Two key players are leading the charge in setting the standards for double materiality: the ISSB (International Sustainability Standards Board) and the Global Reporting Initiative (GRI).
The ISSB, overseen by the IFRS Foundation, released the first two global standards in June 2023: IFRS S1 (general requirements for disclosure of sustainability-related financial information) and IFRS S2 (climate-related disclosures). These standards prescribe the disclosure of ESG factors that influence enterprise value, focusing on financial materiality.
The GRI sets the standard for disclosure of a company’s impacts on the systems around them (impact materiality). The updated GRI Universal Standards came into effect on January 1, 2023, and define material topics as those that “represent the organization’s most significant impacts on the economy, environment, and people, including impacts on their human rights”.
Context and impact are both very important in the updated standards. You must now understand your company’s environmental and social context; identify actual and potential impacts on people and the planet; assess the significance of the impacts (instead of importance and significance to stakeholders); and prioritise on that basis.
Source: Biodiversity and Finance
So, what does this mean for companies? The challenge is to move from an ‘inside-out’ approach, solely considering the importance of sustainability issues to stakeholders, to an ‘outside-in’ approach, identifying impacts on people and the planet.
In double materiality, a company will report both on how its business is affected by sustainability issues (quadrants 2 and 4) and how its activities impact society and the environment (quadrants 1 and 3).
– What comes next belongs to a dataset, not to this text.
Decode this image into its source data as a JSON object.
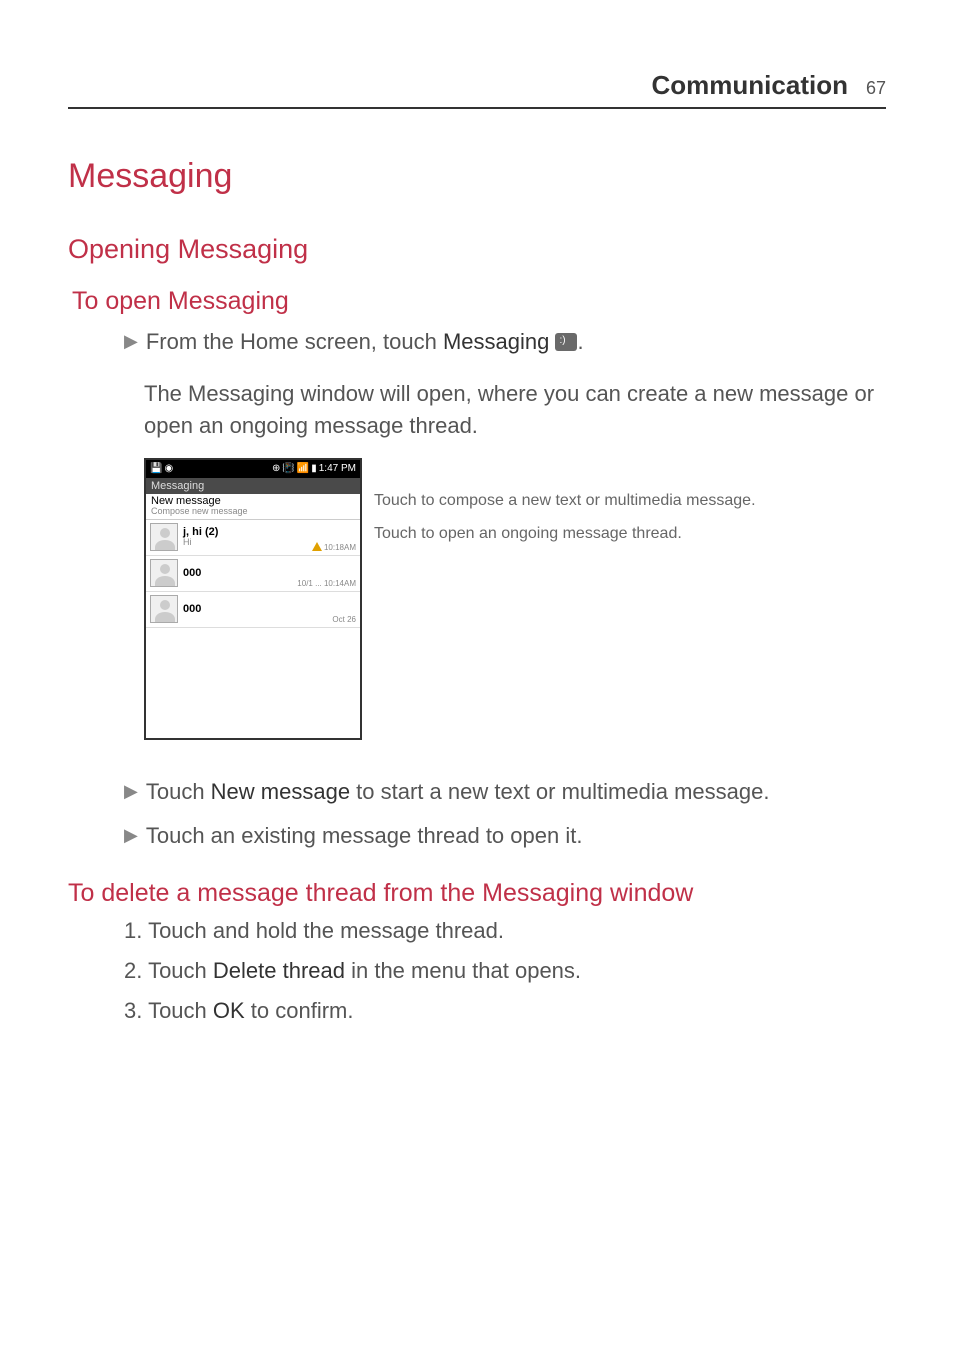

Double materiality offers an exciting opportunity to redefine how businesses measure their success. By integrating double materiality into their reporting, companies can showcase their commitment to both financial prosperity and positive societal and environmental impacts. It’s a chance to walk the talk and embrace sustainability in its entirety — an opportunity not to be missed in today’s world of conscious consumers and stakeholder-driven businesses.